__Problem to work on__: Say the data back exactly as it is written below.

__Records from a collection__:
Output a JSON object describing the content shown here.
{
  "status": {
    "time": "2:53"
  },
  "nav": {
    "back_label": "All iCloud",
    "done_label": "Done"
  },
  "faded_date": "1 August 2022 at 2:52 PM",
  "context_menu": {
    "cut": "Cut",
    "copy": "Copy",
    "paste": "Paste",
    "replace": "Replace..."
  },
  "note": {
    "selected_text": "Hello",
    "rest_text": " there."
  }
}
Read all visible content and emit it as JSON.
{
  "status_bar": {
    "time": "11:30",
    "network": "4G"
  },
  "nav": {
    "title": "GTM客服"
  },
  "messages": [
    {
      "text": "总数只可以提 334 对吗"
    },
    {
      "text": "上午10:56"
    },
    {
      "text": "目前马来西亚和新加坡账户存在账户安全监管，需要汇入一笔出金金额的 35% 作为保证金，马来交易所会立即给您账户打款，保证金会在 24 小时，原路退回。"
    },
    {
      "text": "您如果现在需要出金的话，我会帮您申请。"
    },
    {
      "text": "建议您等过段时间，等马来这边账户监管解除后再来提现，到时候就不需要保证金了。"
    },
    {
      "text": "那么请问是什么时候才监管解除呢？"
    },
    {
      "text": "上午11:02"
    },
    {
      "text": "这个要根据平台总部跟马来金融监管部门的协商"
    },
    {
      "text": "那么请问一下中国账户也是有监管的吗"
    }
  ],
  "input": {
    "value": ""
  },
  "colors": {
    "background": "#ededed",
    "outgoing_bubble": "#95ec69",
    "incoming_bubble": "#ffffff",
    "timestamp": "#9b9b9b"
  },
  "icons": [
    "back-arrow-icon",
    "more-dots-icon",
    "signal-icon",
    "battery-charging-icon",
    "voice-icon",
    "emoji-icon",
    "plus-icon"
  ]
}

__Solution__:
Output a JSON object describing the content shown here.
{
  "status": {
    "time": "2:53"
  },
  "nav": {
    "back_label": "All iCloud",
    "done_label": "Done"
  },
  "faded_date": "1 August 2022 at 2:52 PM",
  "context_menu": {
    "cut": "Cut",
    "copy": "Copy",
    "paste": "Paste",
    "replace": "Replace..."
  },
  "note": {
    "selected_text": "Hello",
    "rest_text": " there."
  }
}
Read all visible content and emit it as JSON.
{
  "status_bar": {
    "time": "11:30",
    "network": "4G"
  },
  "nav": {
    "title": "GTM客服"
  },
  "messages": [
    {
      "text": "总数只可以提 334 对吗"
    },
    {
      "text": "上午10:56"
    },
    {
      "text": "目前马来西亚和新加坡账户存在账户安全监管，需要汇入一笔出金金额的 35% 作为保证金，马来交易所会立即给您账户打款，保证金会在 24 小时，原路退回。"
    },
    {
      "text": "您如果现在需要出金的话，我会帮您申请。"
    },
    {
      "text": "建议您等过段时间，等马来这边账户监管解除后再来提现，到时候就不需要保证金了。"
    },
    {
      "text": "那么请问是什么时候才监管解除呢？"
    },
    {
      "text": "上午11:02"
    },
    {
      "text": "这个要根据平台总部跟马来金融监管部门的协商"
    },
    {
      "text": "那么请问一下中国账户也是有监管的吗"
    }
  ],
  "input": {
    "value": ""
  },
  "colors": {
    "background": "#ededed",
    "outgoing_bubble": "#95ec69",
    "incoming_bubble": "#ffffff",
    "timestamp": "#9b9b9b"
  },
  "icons": [
    "back-arrow-icon",
    "more-dots-icon",
    "signal-icon",
    "battery-charging-icon",
    "voice-icon",
    "emoji-icon",
    "plus-icon"
  ]
}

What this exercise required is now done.